#### Task requirements
Out of the entries that follow, copy each line containing "Annual".

#### Record set

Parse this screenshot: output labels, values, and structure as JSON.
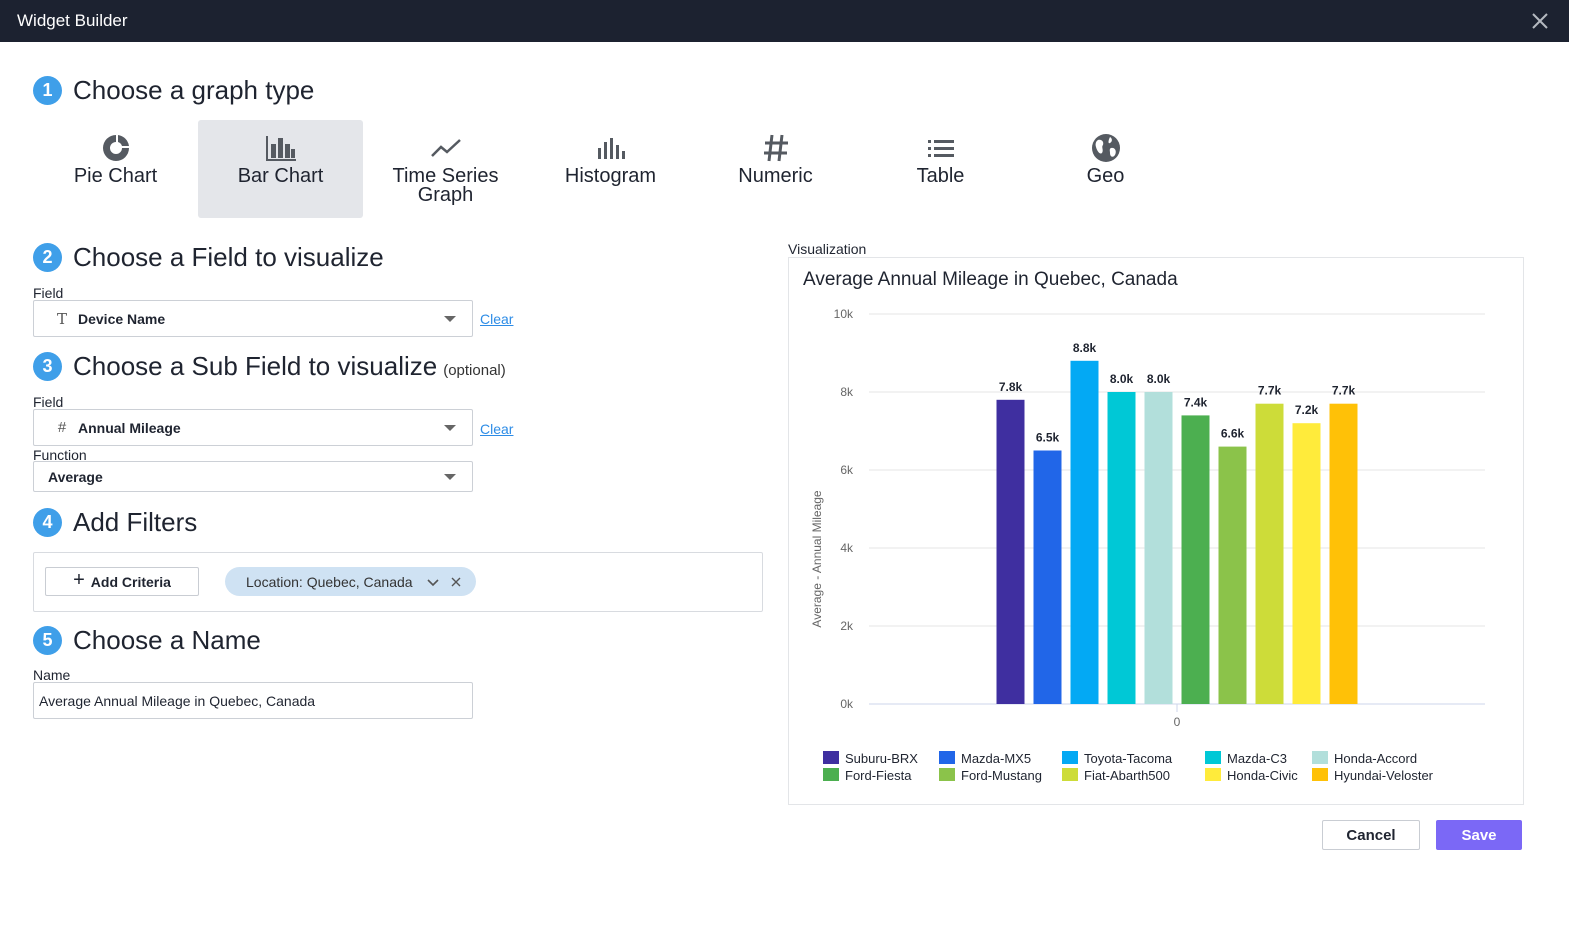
{
  "window": {
    "title": "Widget Builder",
    "close_icon": "close-icon"
  },
  "steps": {
    "s1": {
      "num": "1",
      "label": "Choose a graph type"
    },
    "s2": {
      "num": "2",
      "label": "Choose a Field to visualize"
    },
    "s3": {
      "num": "3",
      "label": "Choose a Sub Field to visualize",
      "optional": "(optional)"
    },
    "s4": {
      "num": "4",
      "label": "Add Filters"
    },
    "s5": {
      "num": "5",
      "label": "Choose a Name"
    }
  },
  "graph_types": [
    {
      "label": "Pie Chart",
      "icon": "pie-chart-icon",
      "selected": false
    },
    {
      "label": "Bar Chart",
      "icon": "bar-chart-icon",
      "selected": true
    },
    {
      "label": "Time Series Graph",
      "icon": "line-chart-icon",
      "selected": false
    },
    {
      "label": "Histogram",
      "icon": "histogram-icon",
      "selected": false
    },
    {
      "label": "Numeric",
      "icon": "hash-icon",
      "selected": false
    },
    {
      "label": "Table",
      "icon": "list-icon",
      "selected": false
    },
    {
      "label": "Geo",
      "icon": "globe-icon",
      "selected": false
    }
  ],
  "field": {
    "label": "Field",
    "type_icon": "T",
    "value": "Device Name",
    "clear": "Clear"
  },
  "subfield": {
    "label": "Field",
    "type_icon": "#",
    "value": "Annual Mileage",
    "clear": "Clear"
  },
  "function": {
    "label": "Function",
    "value": "Average"
  },
  "filters": {
    "add_label": "Add Criteria",
    "chips": [
      {
        "label": "Location: Quebec, Canada"
      }
    ]
  },
  "name": {
    "label": "Name",
    "value": "Average Annual Mileage in Quebec, Canada"
  },
  "visualization": {
    "label": "Visualization"
  },
  "chart_data": {
    "type": "bar",
    "title": "Average Annual Mileage in Quebec, Canada",
    "xlabel": "",
    "ylabel": "Average - Annual Mileage",
    "ylim": [
      0,
      10000
    ],
    "yticks": [
      0,
      2000,
      4000,
      6000,
      8000,
      10000
    ],
    "ytick_labels": [
      "0k",
      "2k",
      "4k",
      "6k",
      "8k",
      "10k"
    ],
    "categories": [
      "0"
    ],
    "grid": true,
    "legend": "bottom",
    "series": [
      {
        "name": "Suburu-BRX",
        "values": [
          7800
        ],
        "label": "7.8k",
        "color": "#3f2fa0"
      },
      {
        "name": "Mazda-MX5",
        "values": [
          6500
        ],
        "label": "6.5k",
        "color": "#2166e8"
      },
      {
        "name": "Toyota-Tacoma",
        "values": [
          8800
        ],
        "label": "8.8k",
        "color": "#03a9f4"
      },
      {
        "name": "Mazda-C3",
        "values": [
          8000
        ],
        "label": "8.0k",
        "color": "#00c8d6"
      },
      {
        "name": "Honda-Accord",
        "values": [
          8000
        ],
        "label": "8.0k",
        "color": "#b2dfdb"
      },
      {
        "name": "Ford-Fiesta",
        "values": [
          7400
        ],
        "label": "7.4k",
        "color": "#4caf50"
      },
      {
        "name": "Ford-Mustang",
        "values": [
          6600
        ],
        "label": "6.6k",
        "color": "#8bc34a"
      },
      {
        "name": "Fiat-Abarth500",
        "values": [
          7700
        ],
        "label": "7.7k",
        "color": "#cddc39"
      },
      {
        "name": "Honda-Civic",
        "values": [
          7200
        ],
        "label": "7.2k",
        "color": "#ffeb3b"
      },
      {
        "name": "Hyundai-Veloster",
        "values": [
          7700
        ],
        "label": "7.7k",
        "color": "#ffc107"
      }
    ]
  },
  "actions": {
    "cancel": "Cancel",
    "save": "Save"
  },
  "colors": {
    "accent": "#3f9fe9",
    "save": "#7b68f6",
    "titlebar": "#1c2230",
    "link": "#2d8ce6",
    "chip": "#cfe2f3"
  }
}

#### Exercise solution
    "value": "Annual Mileage",
    "value": "Average Annual Mileage in Quebec, Canada"
    "title": "Average Annual Mileage in Quebec, Canada",
    "ylabel": "Average - Annual Mileage",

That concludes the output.